During July 2009 we replaced our almost 50 year old furnace at our house with a GeoComfort Geothermal system thanks to available tax credits which brought the cost down to something we could justify. Today I gave a presentation to the Exchange Club in Urbana regarding the factors that led to our decision in moving to geothermal and our experiences with it since. Overall, we find we are more comfortable since moving to Geothermal, we enjoy our backyard more without a noisy outdoor unit, and we’re confident we made the greenest choice available to us. Variable pricing and changes in how quickly we turn the unit on in summer and winter make it difficult to know if we’re meeting predictions for utility usages since the installation; savings is not as much as we had expected. Our biggest disappointment was with the installers because of the overall poor communication and installation delays.

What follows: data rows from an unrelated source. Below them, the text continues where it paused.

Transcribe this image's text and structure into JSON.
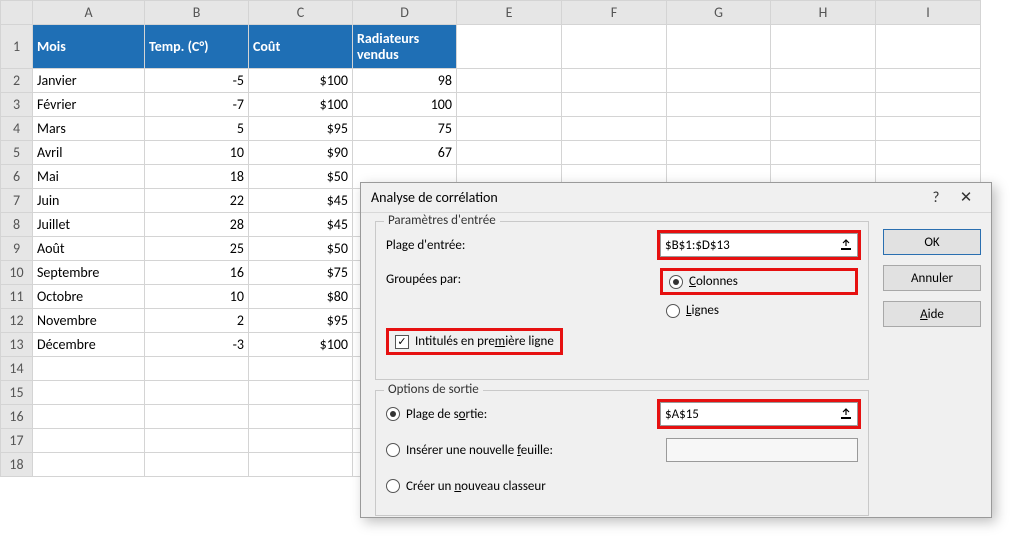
{
  "columns": [
    "A",
    "B",
    "C",
    "D",
    "E",
    "F",
    "G",
    "H",
    "I"
  ],
  "header": {
    "mois": "Mois",
    "temp": "Temp. (C°)",
    "cout": "Coût",
    "rad": "Radiateurs vendus"
  },
  "rows": [
    {
      "n": 2,
      "mois": "Janvier",
      "temp": "-5",
      "cout": "$100",
      "rad": "98"
    },
    {
      "n": 3,
      "mois": "Février",
      "temp": "-7",
      "cout": "$100",
      "rad": "100"
    },
    {
      "n": 4,
      "mois": "Mars",
      "temp": "5",
      "cout": "$95",
      "rad": "75"
    },
    {
      "n": 5,
      "mois": "Avril",
      "temp": "10",
      "cout": "$90",
      "rad": "67"
    },
    {
      "n": 6,
      "mois": "Mai",
      "temp": "18",
      "cout": "$50",
      "rad": ""
    },
    {
      "n": 7,
      "mois": "Juin",
      "temp": "22",
      "cout": "$45",
      "rad": ""
    },
    {
      "n": 8,
      "mois": "Juillet",
      "temp": "28",
      "cout": "$45",
      "rad": ""
    },
    {
      "n": 9,
      "mois": "Août",
      "temp": "25",
      "cout": "$50",
      "rad": ""
    },
    {
      "n": 10,
      "mois": "Septembre",
      "temp": "16",
      "cout": "$75",
      "rad": ""
    },
    {
      "n": 11,
      "mois": "Octobre",
      "temp": "10",
      "cout": "$80",
      "rad": ""
    },
    {
      "n": 12,
      "mois": "Novembre",
      "temp": "2",
      "cout": "$95",
      "rad": ""
    },
    {
      "n": 13,
      "mois": "Décembre",
      "temp": "-3",
      "cout": "$100",
      "rad": ""
    },
    {
      "n": 14
    },
    {
      "n": 15
    },
    {
      "n": 16
    },
    {
      "n": 17
    },
    {
      "n": 18
    }
  ],
  "dialog": {
    "title": "Analyse de corrélation",
    "group_input": "Paramètres d'entrée",
    "label_range": "Plage d'entrée:",
    "value_range": "$B$1:$D$13",
    "label_group": "Groupées par:",
    "opt_cols_pre": "",
    "opt_cols_u": "C",
    "opt_cols_post": "olonnes",
    "opt_rows_pre": "",
    "opt_rows_u": "L",
    "opt_rows_post": "ignes",
    "chk_labels_pre": "Intitulés en pre",
    "chk_labels_u": "m",
    "chk_labels_post": "ière ligne",
    "group_output": "Options de sortie",
    "opt_outrange_pre": "Plage de s",
    "opt_outrange_u": "o",
    "opt_outrange_post": "rtie:",
    "value_outrange": "$A$15",
    "opt_newsheet_pre": "Insérer une nouvelle ",
    "opt_newsheet_u": "f",
    "opt_newsheet_post": "euille:",
    "opt_newbook_pre": "Créer un ",
    "opt_newbook_u": "n",
    "opt_newbook_post": "ouveau classeur",
    "btn_ok": "OK",
    "btn_cancel": "Annuler",
    "btn_help_pre": "",
    "btn_help_u": "A",
    "btn_help_post": "ide"
  }
}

Answers to a few questions raised following the talk:
Would you have been able to install Geothermal without the tax credit
We were only able to justify the purchase because of a 30% tax credit that had no cap. The air-source heat pump had a $1500 cap for the tax credit while ultimately our tax credit for the ground-source (Geothermal) heat pump was just over $5000 and was the difference maker. With tax credits, payback from staying with our existing but much costlier to operate system was 10 years for the air-source heat pump and 11 years for the Geothermal system. Without the tax credits payback for Geothermal is over 17 years, but the upfront cost would also have been more than we could have paid even with a home equity loan.
Our commercial installation is struggling to balance heating zones since moving to Geothermal in the building. Have you experienced anything similar?
I know our church went with Geothermal for the new addition and has had some problems balancing heat between areas. We haven’t had much of a problem, but we’re only 1750 square feet. But we do notice that when the system kicks into high, our ducts are noisier than the old system. I’m told that’s because older duct systems weren’t designed for the higher air flows of the newer systems. My understanding is that in new installations balancing heat and noisy airflow aren’t as much a problem.
My wife likes it warmer in the house so Geothermal probably isn’t an option for us.
We chose to go with a full Geothermal system that uses electric heat plates as a supplemental heat source. But we turned off that supplemental heat at the circuit breaker so that it wouldn’t kick on every morning as we warm up from the 63 degrees we like to sleep at. So far we haven’t noticed not having a supplemental heat source even in this cold winter. As I understand it the system is designed to run closer to 72 degrees constantly. But even if you like it warmer, choosing a high efficiency furnace would still give you a system that mostly uses Geothermal and then only uses the furnace to warm the air the rest of the way and would be more efficient than just the high efficiency furnace alone.